:: Records ::

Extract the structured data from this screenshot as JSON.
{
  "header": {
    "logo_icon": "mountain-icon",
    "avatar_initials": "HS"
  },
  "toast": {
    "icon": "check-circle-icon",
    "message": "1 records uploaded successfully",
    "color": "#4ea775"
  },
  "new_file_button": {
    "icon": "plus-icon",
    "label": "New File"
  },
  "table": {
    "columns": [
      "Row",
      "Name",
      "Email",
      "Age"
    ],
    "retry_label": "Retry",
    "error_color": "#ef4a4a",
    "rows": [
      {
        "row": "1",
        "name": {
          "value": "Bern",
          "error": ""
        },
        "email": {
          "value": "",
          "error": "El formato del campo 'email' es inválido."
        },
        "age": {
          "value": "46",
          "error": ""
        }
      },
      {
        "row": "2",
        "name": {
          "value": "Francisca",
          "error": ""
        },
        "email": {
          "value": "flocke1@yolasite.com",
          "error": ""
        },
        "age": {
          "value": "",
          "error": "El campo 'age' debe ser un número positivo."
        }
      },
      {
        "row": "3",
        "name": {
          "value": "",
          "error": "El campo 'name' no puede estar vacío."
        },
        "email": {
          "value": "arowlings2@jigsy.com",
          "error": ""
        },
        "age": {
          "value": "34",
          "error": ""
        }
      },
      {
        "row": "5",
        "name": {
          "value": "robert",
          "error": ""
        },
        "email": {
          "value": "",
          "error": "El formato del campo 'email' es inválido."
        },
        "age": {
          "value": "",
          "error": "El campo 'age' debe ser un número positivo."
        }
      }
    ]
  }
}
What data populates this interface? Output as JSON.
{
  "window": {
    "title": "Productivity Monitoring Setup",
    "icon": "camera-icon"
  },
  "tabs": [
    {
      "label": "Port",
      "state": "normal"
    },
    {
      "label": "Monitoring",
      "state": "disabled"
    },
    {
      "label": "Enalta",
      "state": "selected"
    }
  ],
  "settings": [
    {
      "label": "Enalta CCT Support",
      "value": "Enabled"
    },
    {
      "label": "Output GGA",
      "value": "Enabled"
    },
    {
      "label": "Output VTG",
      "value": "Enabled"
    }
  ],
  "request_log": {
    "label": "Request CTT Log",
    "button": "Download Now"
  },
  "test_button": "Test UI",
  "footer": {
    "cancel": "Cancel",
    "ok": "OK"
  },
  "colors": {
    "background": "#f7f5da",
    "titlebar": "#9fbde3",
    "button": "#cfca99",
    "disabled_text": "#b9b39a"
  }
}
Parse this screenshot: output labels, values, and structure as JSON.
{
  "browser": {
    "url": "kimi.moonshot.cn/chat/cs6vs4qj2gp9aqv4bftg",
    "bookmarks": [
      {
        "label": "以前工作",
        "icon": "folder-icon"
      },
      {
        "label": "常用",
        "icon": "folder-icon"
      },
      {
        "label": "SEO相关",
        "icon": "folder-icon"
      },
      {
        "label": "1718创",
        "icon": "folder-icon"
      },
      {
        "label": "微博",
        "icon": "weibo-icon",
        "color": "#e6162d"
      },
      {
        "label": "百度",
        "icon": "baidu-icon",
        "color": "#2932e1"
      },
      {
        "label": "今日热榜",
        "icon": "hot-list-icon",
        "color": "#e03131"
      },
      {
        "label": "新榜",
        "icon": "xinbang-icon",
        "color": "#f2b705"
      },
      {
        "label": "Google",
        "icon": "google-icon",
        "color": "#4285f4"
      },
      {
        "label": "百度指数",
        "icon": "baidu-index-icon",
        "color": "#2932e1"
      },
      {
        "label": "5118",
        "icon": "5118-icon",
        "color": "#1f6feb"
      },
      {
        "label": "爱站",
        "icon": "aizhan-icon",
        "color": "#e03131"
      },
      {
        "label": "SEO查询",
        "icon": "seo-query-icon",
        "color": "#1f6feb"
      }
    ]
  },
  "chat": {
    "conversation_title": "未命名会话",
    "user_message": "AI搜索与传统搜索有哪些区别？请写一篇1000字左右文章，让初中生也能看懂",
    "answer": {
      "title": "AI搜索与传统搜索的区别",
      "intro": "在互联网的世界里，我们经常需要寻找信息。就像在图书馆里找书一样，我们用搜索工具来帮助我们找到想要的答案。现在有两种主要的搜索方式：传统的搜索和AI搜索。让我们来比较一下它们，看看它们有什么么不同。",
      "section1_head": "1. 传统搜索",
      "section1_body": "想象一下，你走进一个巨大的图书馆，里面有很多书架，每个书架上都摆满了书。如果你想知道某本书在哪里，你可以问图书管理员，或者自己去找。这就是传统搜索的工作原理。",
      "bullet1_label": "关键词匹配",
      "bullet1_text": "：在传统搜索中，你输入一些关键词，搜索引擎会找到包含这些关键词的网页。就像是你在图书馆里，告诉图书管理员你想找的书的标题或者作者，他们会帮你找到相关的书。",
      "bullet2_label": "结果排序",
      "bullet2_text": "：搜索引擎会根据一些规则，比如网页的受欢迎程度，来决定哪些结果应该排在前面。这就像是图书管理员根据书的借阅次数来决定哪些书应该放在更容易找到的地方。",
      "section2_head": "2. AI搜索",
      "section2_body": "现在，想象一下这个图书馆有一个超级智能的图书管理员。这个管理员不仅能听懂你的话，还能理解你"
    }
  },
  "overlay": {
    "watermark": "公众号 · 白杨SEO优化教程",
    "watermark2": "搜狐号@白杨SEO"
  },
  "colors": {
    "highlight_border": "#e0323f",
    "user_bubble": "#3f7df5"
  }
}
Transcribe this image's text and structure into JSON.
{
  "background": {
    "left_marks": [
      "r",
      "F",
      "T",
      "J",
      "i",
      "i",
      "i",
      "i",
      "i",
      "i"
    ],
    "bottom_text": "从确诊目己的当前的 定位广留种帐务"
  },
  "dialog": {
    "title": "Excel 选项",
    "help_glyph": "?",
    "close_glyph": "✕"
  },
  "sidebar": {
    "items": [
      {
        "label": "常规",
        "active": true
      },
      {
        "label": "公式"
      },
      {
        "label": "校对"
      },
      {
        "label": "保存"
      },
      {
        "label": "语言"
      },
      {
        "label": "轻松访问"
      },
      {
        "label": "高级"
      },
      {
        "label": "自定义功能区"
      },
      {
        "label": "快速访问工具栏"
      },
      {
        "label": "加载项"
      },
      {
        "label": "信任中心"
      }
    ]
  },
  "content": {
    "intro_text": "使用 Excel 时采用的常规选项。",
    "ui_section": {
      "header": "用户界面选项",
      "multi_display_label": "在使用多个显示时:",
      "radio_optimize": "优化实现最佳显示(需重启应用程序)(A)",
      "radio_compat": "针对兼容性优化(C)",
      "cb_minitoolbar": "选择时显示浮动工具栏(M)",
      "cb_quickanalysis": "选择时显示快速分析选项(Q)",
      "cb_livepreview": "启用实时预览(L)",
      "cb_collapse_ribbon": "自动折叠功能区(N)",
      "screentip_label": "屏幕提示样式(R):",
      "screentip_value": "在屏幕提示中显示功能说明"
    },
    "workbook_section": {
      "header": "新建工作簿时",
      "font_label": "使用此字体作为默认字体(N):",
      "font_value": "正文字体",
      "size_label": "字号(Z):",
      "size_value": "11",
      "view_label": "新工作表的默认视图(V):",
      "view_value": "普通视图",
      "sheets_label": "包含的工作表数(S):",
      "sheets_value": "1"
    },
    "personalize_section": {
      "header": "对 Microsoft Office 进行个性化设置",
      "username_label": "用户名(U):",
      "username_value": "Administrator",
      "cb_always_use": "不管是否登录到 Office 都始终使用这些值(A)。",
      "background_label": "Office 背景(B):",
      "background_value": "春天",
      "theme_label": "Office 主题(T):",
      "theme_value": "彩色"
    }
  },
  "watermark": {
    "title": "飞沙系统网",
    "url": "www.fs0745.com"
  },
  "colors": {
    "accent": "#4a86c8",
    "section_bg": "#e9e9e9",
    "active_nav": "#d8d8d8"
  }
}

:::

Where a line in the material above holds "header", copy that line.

Exercise result:
  "header": {
      "header": "用户界面选项",
      "header": "新建工作簿时",
      "header": "对 Microsoft Office 进行个性化设置",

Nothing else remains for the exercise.